Three Micronesian sailors stranded on a remote Pacific island have been found alive and well after a rescue team spotted their giant SOS message written into the sand on a beach. Australian and US military aircraft found the three men on tiny Pikelot island, nearly 200km west of where they had set off. Rescuers said that the men were “in good condition” with no significant injuries. The men had been missing for three days after their 7m skiff ran out of fuel and strayed off course. Authorities in the US territory of Guam raised the alarm on Saturday after the men failed to complete
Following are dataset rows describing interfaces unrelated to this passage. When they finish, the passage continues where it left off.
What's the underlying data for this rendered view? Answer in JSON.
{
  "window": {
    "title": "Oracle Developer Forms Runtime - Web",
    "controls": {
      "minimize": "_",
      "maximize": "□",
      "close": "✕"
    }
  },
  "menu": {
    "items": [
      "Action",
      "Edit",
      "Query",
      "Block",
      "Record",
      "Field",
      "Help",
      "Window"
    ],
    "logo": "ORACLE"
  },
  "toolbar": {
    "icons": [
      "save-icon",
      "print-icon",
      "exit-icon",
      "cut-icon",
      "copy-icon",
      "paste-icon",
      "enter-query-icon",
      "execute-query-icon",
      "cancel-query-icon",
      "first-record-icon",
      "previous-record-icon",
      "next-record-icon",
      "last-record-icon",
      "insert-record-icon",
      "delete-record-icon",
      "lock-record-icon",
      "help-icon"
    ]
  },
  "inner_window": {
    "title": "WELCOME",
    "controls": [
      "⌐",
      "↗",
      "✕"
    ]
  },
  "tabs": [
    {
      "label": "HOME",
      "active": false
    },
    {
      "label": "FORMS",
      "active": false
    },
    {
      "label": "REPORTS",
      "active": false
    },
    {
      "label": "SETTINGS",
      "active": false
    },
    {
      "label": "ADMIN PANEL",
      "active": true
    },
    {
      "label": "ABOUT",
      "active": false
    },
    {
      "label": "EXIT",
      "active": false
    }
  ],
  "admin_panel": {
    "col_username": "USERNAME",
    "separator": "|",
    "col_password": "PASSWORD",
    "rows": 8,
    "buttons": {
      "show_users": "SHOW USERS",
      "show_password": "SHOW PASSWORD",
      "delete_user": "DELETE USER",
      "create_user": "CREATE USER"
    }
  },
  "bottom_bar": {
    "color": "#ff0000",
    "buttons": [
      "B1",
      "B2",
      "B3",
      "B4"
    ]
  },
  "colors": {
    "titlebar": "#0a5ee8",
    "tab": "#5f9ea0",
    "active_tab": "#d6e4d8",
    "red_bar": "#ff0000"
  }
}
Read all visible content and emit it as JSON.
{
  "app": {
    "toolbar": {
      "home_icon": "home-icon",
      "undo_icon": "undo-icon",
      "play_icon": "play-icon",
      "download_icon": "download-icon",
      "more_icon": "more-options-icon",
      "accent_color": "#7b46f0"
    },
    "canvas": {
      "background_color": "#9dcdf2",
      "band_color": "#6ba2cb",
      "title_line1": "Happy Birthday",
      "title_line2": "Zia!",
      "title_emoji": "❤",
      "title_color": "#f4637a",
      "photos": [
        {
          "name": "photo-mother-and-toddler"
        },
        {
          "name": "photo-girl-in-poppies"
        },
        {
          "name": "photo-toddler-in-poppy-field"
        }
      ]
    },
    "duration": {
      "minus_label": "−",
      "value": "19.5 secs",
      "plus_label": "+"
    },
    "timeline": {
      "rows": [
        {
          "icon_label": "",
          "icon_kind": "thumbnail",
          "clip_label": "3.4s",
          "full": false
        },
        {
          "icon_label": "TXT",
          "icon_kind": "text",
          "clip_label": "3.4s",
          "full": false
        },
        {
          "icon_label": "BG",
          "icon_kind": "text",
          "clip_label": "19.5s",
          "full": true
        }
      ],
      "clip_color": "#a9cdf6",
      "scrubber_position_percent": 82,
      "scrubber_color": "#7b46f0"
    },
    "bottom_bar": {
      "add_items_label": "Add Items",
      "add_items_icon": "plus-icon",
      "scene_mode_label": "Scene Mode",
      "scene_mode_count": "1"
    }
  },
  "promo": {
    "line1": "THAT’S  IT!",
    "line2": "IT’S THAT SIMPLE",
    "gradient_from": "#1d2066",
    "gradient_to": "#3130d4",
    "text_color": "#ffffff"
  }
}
SURGE CONTINUES: India recorded its steepest spike of more than 57,000 new virus cases in 24 hours, as Vietnam went from no virus deaths to reporting three South Korean prosecutors yesterday arrested the elderly leader of a secretive religious sect as part of an investigation into allegations that the church hampered the government’s COVID-19 response after thousands of worshipers were infected in February and March. Prosecutors in the central city of Suwon have been questioning 88-year-old Lee Man-hee, chairman of the Shincheonji Church of Jesus, over charges that the church hid some members and underreported gatherings to avoid broader quarantines. The Suwon District Court granted prosecutors’ request to arrest Lee over concerns that he could temper with evidence. Lee and his church have steadfastly denied the accusations, saying they are